▶ [Problem to solve]: Restate the listing below word for word, pictures excluded.

****************************************

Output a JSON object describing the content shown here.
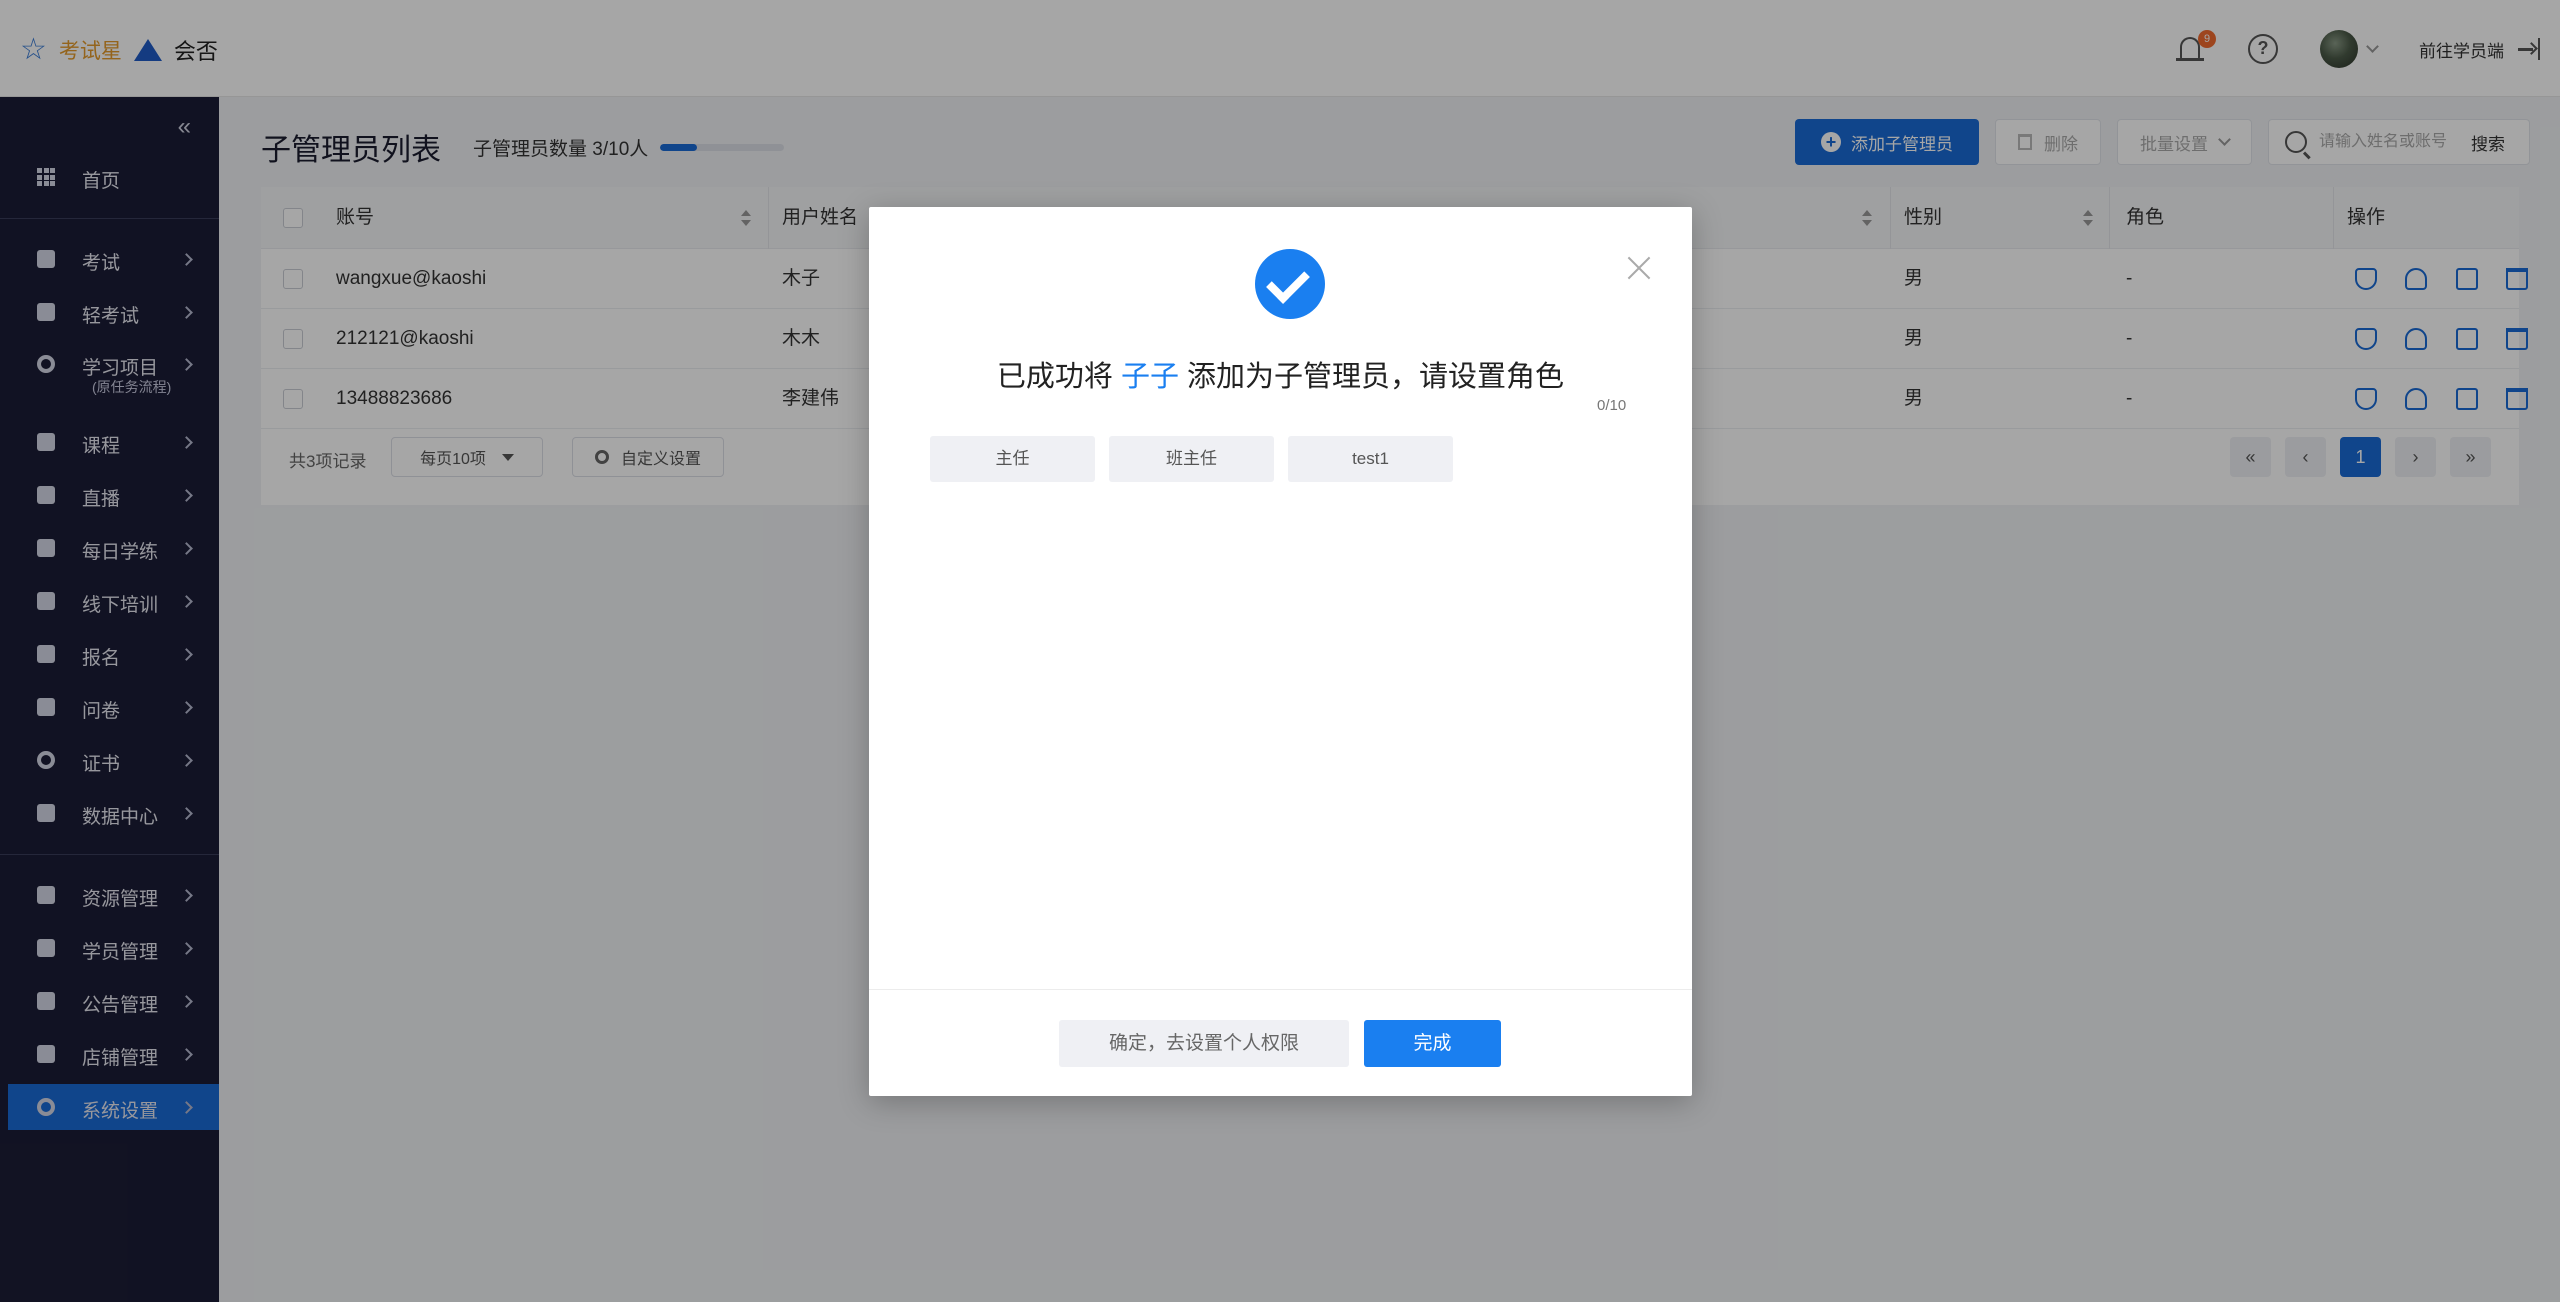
{
  "header": {
    "brand_exam": "考试星",
    "brand_partner": "会否",
    "notification_count": "9",
    "goto_student": "前往学员端"
  },
  "sidebar": {
    "items": [
      {
        "label": "首页",
        "icon": "grid-icon"
      },
      {
        "label": "考试",
        "icon": "exam-icon"
      },
      {
        "label": "轻考试",
        "icon": "quick-exam-icon"
      },
      {
        "label": "学习项目",
        "sub": "(原任务流程)",
        "icon": "project-icon"
      },
      {
        "label": "课程",
        "icon": "book-icon"
      },
      {
        "label": "直播",
        "icon": "live-icon"
      },
      {
        "label": "每日学练",
        "icon": "calendar-icon"
      },
      {
        "label": "线下培训",
        "icon": "training-icon"
      },
      {
        "label": "报名",
        "icon": "signup-icon"
      },
      {
        "label": "问卷",
        "icon": "survey-icon"
      },
      {
        "label": "证书",
        "icon": "certificate-icon"
      },
      {
        "label": "数据中心",
        "icon": "chart-icon"
      },
      {
        "label": "资源管理",
        "icon": "folder-icon"
      },
      {
        "label": "学员管理",
        "icon": "student-icon"
      },
      {
        "label": "公告管理",
        "icon": "announcement-icon"
      },
      {
        "label": "店铺管理",
        "icon": "store-icon"
      },
      {
        "label": "系统设置",
        "icon": "gear-icon",
        "active": true
      }
    ]
  },
  "main": {
    "title": "子管理员列表",
    "count_label": "子管理员数量 3/10人",
    "count_progress": 0.3,
    "add_button": "添加子管理员",
    "delete_button": "删除",
    "batch_button": "批量设置",
    "search_placeholder": "请输入姓名或账号",
    "search_button": "搜索",
    "columns": [
      "账号",
      "用户姓名",
      "性别",
      "角色",
      "操作"
    ],
    "rows": [
      {
        "account": "wangxue@kaoshi",
        "name": "木子",
        "gender": "男",
        "role": "-"
      },
      {
        "account": "212121@kaoshi",
        "name": "木木",
        "gender": "男",
        "role": "-"
      },
      {
        "account": "13488823686",
        "name": "李建伟",
        "gender": "男",
        "role": "-"
      }
    ],
    "total": "共3项记录",
    "page_size": "每页10项",
    "custom_settings": "自定义设置",
    "current_page": "1"
  },
  "modal": {
    "msg_prefix": "已成功将 ",
    "msg_name": "子子",
    "msg_suffix": " 添加为子管理员，请设置角色",
    "counter": "0/10",
    "roles": [
      "主任",
      "班主任",
      "test1"
    ],
    "secondary_button": "确定，去设置个人权限",
    "primary_button": "完成"
  },
  "colors": {
    "primary": "#1a6bd6",
    "sidebar_bg": "#1b1d36",
    "badge": "#f26b2e"
  }
}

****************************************

▶ [Task output]:
Output a JSON object describing the content shown here.
{
  "header": {
    "brand_exam": "考试星",
    "brand_partner": "会否",
    "notification_count": "9",
    "goto_student": "前往学员端"
  },
  "sidebar": {
    "items": [
      {
        "label": "首页",
        "icon": "grid-icon"
      },
      {
        "label": "考试",
        "icon": "exam-icon"
      },
      {
        "label": "轻考试",
        "icon": "quick-exam-icon"
      },
      {
        "label": "学习项目",
        "sub": "(原任务流程)",
        "icon": "project-icon"
      },
      {
        "label": "课程",
        "icon": "book-icon"
      },
      {
        "label": "直播",
        "icon": "live-icon"
      },
      {
        "label": "每日学练",
        "icon": "calendar-icon"
      },
      {
        "label": "线下培训",
        "icon": "training-icon"
      },
      {
        "label": "报名",
        "icon": "signup-icon"
      },
      {
        "label": "问卷",
        "icon": "survey-icon"
      },
      {
        "label": "证书",
        "icon": "certificate-icon"
      },
      {
        "label": "数据中心",
        "icon": "chart-icon"
      },
      {
        "label": "资源管理",
        "icon": "folder-icon"
      },
      {
        "label": "学员管理",
        "icon": "student-icon"
      },
      {
        "label": "公告管理",
        "icon": "announcement-icon"
      },
      {
        "label": "店铺管理",
        "icon": "store-icon"
      },
      {
        "label": "系统设置",
        "icon": "gear-icon",
        "active": true
      }
    ]
  },
  "main": {
    "title": "子管理员列表",
    "count_label": "子管理员数量 3/10人",
    "count_progress": 0.3,
    "add_button": "添加子管理员",
    "delete_button": "删除",
    "batch_button": "批量设置",
    "search_placeholder": "请输入姓名或账号",
    "search_button": "搜索",
    "columns": [
      "账号",
      "用户姓名",
      "性别",
      "角色",
      "操作"
    ],
    "rows": [
      {
        "account": "wangxue@kaoshi",
        "name": "木子",
        "gender": "男",
        "role": "-"
      },
      {
        "account": "212121@kaoshi",
        "name": "木木",
        "gender": "男",
        "role": "-"
      },
      {
        "account": "13488823686",
        "name": "李建伟",
        "gender": "男",
        "role": "-"
      }
    ],
    "total": "共3项记录",
    "page_size": "每页10项",
    "custom_settings": "自定义设置",
    "current_page": "1"
  },
  "modal": {
    "msg_prefix": "已成功将 ",
    "msg_name": "子子",
    "msg_suffix": " 添加为子管理员，请设置角色",
    "counter": "0/10",
    "roles": [
      "主任",
      "班主任",
      "test1"
    ],
    "secondary_button": "确定，去设置个人权限",
    "primary_button": "完成"
  },
  "colors": {
    "primary": "#1a6bd6",
    "sidebar_bg": "#1b1d36",
    "badge": "#f26b2e"
  }
}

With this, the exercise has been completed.